A Little Night Music

High-society bandleader Stanley Paul throws an Old Hollywood–style party


In the dining area, a bronze folding screen adapted from an Edgar Brandt piece made famous at the 1925 Paris Exhibition sits above a mushroom-colored leather banquette and a black back-painted glass table.  ::: view gallery
 


Paul (pictured here) in front of frosted glass panels custom designed to evoke a French Art Deco style. He found the 1930s Steinway baby grand at an estate sale about 25 years ago. The silver frames, some brought back from trips to London, some inherited from his family, contain photos of relatives, friends, and his favorite stars.   ::: view gallery

Stanley Paul is Chicago’s kind of music man. The Pennsylvania native came here in 1964 to headline at the Pump Room in the Ambassador East hotel, and he never left. In that glamorous boîte, he entertained Bette Davis, Judy Garland, and other movie royalty passing through town. Everyone who was anyone jockeyed for a spot at Booth One to listen to him charm the crowd.

These days, while everything else in the world has changed, one thing has not. Chicago’s social elite still clamors for all things Stanley—his two orchestras are booked months in advance, and a private soirée at his Art Deco Hollywood Regency–style Old Town home is one of the most coveted raffle prizes on the city’s charity event circuit. Recently we were flies on the wall at just such an event, thrown to benefit the Illinois Eye Bank, and we witnessed the swankitude firsthand.

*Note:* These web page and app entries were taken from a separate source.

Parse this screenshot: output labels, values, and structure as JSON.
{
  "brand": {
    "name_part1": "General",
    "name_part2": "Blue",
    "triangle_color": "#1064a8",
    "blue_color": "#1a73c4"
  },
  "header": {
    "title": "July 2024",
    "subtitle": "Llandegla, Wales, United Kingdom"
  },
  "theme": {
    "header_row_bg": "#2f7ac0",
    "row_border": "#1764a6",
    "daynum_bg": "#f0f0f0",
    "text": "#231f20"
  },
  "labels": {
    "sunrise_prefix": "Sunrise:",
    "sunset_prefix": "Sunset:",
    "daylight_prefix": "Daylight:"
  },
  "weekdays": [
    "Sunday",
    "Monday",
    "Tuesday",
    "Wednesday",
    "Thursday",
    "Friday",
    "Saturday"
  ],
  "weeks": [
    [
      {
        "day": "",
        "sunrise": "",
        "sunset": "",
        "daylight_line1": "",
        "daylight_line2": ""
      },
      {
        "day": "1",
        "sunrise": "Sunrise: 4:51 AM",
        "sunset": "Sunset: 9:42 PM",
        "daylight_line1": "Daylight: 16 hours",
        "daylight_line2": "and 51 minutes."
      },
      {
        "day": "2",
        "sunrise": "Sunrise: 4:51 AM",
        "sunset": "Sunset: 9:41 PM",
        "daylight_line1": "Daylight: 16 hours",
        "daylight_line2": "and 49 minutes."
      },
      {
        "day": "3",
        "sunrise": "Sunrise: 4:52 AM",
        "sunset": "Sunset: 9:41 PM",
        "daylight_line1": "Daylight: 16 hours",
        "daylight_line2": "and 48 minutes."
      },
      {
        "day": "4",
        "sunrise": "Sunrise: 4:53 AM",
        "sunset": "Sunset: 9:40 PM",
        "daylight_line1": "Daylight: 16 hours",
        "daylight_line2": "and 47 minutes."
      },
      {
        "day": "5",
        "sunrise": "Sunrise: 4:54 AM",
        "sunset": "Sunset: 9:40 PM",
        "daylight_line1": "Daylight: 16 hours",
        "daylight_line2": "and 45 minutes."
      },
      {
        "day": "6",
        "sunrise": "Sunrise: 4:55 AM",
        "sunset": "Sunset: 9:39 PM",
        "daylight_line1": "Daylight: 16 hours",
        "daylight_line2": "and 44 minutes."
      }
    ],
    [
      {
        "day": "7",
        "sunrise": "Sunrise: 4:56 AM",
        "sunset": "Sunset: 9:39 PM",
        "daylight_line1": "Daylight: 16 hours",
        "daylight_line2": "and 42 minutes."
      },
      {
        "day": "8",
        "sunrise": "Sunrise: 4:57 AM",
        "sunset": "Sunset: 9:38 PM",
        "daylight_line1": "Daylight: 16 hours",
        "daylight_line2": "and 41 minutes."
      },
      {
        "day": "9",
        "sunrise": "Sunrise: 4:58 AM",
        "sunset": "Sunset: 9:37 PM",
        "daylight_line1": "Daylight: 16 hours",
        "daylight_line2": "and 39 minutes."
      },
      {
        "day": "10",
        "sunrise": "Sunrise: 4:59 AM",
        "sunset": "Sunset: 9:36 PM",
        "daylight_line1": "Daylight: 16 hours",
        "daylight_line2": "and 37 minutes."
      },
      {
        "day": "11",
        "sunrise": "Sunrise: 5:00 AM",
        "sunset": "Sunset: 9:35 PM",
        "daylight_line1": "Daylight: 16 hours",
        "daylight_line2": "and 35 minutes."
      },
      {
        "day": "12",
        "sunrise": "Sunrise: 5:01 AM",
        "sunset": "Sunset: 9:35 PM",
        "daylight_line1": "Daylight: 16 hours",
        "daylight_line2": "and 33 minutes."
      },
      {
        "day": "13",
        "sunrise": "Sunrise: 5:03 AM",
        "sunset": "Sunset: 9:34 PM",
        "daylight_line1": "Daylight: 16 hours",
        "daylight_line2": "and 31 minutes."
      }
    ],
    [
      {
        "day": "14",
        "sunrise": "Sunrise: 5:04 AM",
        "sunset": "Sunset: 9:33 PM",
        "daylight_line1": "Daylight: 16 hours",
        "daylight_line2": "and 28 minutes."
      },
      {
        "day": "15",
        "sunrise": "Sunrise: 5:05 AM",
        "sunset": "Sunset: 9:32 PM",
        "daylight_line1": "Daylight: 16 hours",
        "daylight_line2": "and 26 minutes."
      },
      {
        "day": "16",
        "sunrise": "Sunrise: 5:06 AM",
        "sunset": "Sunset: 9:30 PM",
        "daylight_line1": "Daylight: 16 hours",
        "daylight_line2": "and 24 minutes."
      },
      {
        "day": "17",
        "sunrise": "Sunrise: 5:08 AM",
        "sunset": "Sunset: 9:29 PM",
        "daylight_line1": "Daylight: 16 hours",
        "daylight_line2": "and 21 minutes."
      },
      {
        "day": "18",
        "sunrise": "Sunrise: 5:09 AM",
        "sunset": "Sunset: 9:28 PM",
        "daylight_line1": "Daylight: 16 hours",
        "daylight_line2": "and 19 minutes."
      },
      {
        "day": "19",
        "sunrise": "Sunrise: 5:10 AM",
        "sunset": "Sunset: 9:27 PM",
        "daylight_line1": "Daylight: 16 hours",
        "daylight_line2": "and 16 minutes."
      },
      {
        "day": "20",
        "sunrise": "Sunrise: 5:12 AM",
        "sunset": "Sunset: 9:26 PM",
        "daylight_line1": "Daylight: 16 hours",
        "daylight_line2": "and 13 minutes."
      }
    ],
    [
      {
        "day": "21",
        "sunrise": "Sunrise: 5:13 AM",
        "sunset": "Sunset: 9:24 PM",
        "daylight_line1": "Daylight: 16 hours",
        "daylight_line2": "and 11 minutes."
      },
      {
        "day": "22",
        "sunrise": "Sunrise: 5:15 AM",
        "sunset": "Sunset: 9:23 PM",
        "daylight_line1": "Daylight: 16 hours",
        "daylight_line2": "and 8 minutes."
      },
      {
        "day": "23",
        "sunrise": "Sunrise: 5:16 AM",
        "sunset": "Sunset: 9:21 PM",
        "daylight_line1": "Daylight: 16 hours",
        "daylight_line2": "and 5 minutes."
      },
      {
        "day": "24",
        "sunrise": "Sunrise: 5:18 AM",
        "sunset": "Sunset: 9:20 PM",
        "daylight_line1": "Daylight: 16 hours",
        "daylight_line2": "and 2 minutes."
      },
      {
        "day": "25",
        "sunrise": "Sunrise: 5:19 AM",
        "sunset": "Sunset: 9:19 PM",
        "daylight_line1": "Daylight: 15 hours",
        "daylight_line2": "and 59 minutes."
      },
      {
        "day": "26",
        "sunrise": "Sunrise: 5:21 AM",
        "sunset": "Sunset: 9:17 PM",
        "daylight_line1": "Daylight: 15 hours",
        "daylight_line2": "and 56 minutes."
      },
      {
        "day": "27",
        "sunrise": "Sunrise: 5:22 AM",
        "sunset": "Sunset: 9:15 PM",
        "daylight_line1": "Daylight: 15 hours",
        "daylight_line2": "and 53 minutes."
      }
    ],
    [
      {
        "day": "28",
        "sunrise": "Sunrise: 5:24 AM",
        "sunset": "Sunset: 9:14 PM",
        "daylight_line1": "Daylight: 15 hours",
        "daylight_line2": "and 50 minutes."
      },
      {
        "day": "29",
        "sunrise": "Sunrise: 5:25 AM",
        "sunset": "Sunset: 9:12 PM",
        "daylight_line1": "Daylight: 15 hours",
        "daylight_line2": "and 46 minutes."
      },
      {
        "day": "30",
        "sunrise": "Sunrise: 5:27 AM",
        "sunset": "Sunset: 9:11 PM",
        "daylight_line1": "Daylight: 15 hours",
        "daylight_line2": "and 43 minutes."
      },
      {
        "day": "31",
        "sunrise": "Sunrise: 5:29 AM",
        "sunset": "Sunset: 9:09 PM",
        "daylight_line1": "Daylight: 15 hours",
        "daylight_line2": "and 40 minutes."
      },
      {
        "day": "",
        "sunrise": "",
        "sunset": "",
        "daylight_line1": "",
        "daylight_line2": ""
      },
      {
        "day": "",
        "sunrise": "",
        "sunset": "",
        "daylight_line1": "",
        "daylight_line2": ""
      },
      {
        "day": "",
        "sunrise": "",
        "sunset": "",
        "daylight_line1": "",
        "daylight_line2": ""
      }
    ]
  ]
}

One of the biggest attractions of a party at Paul’s is his 1930s movie set of a home, where you wouldn’t be surprised to find Myrna Loy and William Powell sipping martinis in the next room. Paul flew in Parisian decorator Thierry Adam to create his French Art Deco entryway and other details throughout the space, then hired Michael Richman of Michael Richman Interiors to pick up where Adam left off.

The result is a free-flowing, guest-friendly space with a huge landscaped outdoor terrace that overlooks the city, its view encompassing the Sears Tower, the Hancock building, and everything between and beyond. On warm evenings, it’s the ideal spot for hobnobbing with the bandleader. But it’s only on rare occasions that the crowd gathers around the piano. “I don’t really like to play at my own parties,” says Paul.

 

Photography: Katrina Wittkamp

Share

Advertisement

Submit your comment